▸ **Exercise description**: Return every line from the records below with the string "Link".

▸ **Material for this exercise**:

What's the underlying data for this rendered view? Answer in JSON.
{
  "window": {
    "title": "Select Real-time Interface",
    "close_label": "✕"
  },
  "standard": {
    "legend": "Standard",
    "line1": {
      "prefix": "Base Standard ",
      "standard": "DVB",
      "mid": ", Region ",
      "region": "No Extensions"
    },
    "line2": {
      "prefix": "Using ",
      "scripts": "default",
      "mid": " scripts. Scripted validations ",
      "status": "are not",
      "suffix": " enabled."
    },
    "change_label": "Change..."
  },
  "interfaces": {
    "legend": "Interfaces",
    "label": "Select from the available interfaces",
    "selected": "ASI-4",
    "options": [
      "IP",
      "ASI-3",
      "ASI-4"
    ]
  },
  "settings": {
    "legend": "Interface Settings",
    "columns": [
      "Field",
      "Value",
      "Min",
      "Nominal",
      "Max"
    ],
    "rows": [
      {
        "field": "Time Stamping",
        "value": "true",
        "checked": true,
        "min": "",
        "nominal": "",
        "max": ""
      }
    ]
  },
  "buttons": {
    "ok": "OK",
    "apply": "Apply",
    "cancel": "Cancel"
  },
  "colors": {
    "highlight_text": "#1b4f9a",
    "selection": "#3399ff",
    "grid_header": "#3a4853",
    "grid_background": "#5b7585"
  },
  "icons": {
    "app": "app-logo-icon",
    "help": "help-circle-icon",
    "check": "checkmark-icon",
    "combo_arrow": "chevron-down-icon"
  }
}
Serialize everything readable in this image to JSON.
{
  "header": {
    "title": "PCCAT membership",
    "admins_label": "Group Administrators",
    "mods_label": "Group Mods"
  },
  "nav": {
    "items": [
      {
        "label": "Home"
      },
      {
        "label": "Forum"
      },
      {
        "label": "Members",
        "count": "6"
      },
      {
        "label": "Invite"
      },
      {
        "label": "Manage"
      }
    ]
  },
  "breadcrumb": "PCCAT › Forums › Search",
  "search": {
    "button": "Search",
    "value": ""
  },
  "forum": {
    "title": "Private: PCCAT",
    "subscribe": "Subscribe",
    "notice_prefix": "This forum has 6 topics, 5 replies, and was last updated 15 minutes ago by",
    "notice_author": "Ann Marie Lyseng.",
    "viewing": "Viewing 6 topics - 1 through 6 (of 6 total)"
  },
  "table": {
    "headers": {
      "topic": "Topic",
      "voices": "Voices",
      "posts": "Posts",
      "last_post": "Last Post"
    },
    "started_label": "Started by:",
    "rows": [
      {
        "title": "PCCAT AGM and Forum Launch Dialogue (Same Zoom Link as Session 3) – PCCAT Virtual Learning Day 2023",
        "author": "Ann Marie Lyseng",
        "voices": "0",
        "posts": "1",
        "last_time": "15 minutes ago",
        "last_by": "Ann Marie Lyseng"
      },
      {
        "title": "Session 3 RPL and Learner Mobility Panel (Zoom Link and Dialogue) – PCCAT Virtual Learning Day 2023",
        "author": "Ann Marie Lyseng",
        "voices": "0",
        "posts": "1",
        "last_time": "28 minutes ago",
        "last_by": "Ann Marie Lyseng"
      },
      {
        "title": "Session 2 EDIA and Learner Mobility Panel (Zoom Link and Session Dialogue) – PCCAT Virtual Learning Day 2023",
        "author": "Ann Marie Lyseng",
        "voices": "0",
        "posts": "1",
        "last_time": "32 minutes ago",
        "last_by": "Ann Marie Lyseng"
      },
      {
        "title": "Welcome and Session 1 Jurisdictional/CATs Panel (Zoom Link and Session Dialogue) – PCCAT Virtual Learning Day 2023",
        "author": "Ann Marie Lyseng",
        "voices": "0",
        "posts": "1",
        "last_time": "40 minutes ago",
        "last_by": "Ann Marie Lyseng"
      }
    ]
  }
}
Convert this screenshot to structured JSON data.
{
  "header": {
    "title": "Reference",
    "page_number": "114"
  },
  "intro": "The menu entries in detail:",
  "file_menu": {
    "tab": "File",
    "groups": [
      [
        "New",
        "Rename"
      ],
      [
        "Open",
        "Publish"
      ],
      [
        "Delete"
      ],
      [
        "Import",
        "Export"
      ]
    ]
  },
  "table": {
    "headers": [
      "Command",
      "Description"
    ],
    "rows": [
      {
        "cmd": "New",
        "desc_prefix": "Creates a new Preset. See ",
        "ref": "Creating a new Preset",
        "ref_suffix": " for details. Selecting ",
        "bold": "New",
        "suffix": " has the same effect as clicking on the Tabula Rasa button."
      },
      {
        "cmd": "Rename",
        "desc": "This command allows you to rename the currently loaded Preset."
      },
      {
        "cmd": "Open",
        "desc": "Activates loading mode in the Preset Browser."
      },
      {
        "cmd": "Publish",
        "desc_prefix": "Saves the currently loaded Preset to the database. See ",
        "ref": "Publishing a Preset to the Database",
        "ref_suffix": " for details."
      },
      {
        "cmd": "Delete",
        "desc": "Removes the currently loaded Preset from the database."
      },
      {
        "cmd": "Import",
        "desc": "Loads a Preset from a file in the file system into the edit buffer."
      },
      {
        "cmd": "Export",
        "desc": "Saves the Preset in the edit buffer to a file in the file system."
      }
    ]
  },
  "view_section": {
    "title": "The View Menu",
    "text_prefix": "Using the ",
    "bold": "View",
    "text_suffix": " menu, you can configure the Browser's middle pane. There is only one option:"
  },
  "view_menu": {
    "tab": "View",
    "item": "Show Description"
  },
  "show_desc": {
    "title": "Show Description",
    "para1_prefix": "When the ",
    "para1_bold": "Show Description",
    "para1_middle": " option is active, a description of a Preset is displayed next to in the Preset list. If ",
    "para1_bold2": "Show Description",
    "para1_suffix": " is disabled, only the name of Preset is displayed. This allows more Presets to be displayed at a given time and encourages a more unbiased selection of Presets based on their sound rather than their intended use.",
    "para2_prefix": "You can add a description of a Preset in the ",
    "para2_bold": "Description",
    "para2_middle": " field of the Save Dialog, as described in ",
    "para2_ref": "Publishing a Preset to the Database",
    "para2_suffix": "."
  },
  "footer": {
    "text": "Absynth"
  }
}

▸ **Response for this exercise**:
        "title": "PCCAT AGM and Forum Launch Dialogue (Same Zoom Link as Session 3) – PCCAT Virtual Learning Day 2023",
        "title": "Session 3 RPL and Learner Mobility Panel (Zoom Link and Dialogue) – PCCAT Virtual Learning Day 2023",
        "title": "Session 2 EDIA and Learner Mobility Panel (Zoom Link and Session Dialogue) – PCCAT Virtual Learning Day 2023",
        "title": "Welcome and Session 1 Jurisdictional/CATs Panel (Zoom Link and Session Dialogue) – PCCAT Virtual Learning Day 2023",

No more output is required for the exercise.